Putin says school shooting in Kazan 'has shaken all of us'
MOSCOW (AP) — Russian President Vladimir Putin on Thursday said that the deadly school shooting in Kazan “has shaken” the country and ordered the government to revise school security protocols and tighten control over civilian gun ownership.
“The tragedy has definitely shaken all of us,” Putin said, speaking at a meeting with government officials via video link Thursday. “All of Russia... stands with Tatarstan, with Kazan residents, in the difficult days.”
A gunman on Tuesday morning attacked a school in Kazan, the capital of Russia's Tatarstan republic 430 miles (700 kilometers) east of Moscow. Nine people — seven students and two school employees — were killed, and more than 20 others, mostly children, were hospitalized with injuries.
Three wounded children remain in grave condition, Health Minister Mikhail Murashko told Putin at the government meeting Thursday.
The authorities gave no motive as to why Ilnaz Galyaviyev, 19, who was arrested in the shooting, carried out the attack at the school he reportedly used to attend. He appeared in court Wednesday, charged with murder, and was ordered to pre-trial detention for two months. Officials said he legally owned a firearm and exhibited erratic behavior after the arrest.
Putin said Thursday that in order to prevent attacks like the one in Kazan, the authorities need to “seriously raise the requirements for civilian gun owners and tighten control over civilian gun circulation.”
“Decisions here need to be well-founded, and definitely tough,” the Russian president said, adding that officials granting gun ownership permits need to be held accountable for their actions as well.

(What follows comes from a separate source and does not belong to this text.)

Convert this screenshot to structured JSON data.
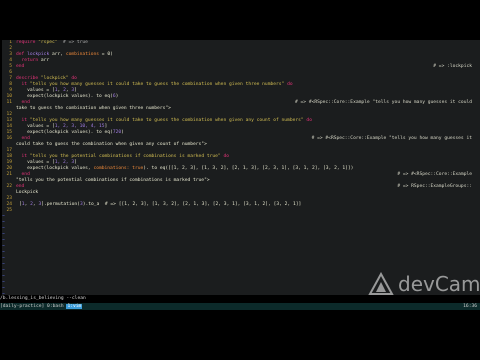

Putin ordered the head of Russia's National Guard to put together a proposal on how to change gun ownership regulations.
The president also said that the tragedy in Kazan highlighted problems with school security, and tasked the government with introducing a unified security and anti-terror protocol in Russian schools.
Attacks on schools are rare in Russia. The deadliest school attack in Russia took place in 2004 in the city of Beslan, when Islamic militants took more than 1,000 people hostage for several days. The siege ended in gunfire and explosions, leaving 334 dead, more than half of them children.
In 2018, a teenager killed 20 people at his vocational school before killing himself in the Crimean city of Kerch. In the wake of that attack, Putin ordered authorities to tighten control over gun ownership.
Guns are tightly restricted in Russia. Civilians over 18 can obtain permits for hunting or sports firearms after medical checks. It is illegal to own handguns, guns that shoot in bursts or that have magazines with more than a 10-cartridge capacity.
Most of the measures to tighten gun control proposed after the 2018 rampage — such as raising the minimum age for gun possession, more frequent medical checks for obtaining or renewing a gun permit, and stricter punishments for gun violations — were never implemented.
In particular, a suggestion that people who have a license for firearms should notify authorities about their travel raised an outcry and was quietly scrapped, along with a proposal to raise the minimal age for gun ownership from 18 to 21.
National Guard head Victor Zolotov once again proposed raising the minimum age for gun possession from 18 to 21 at Thursday's government meeting. He also suggested introducing psychological tests for those seeking to obtain a firearm and barring private clinics from issuing medical certificates needed for a gun permit.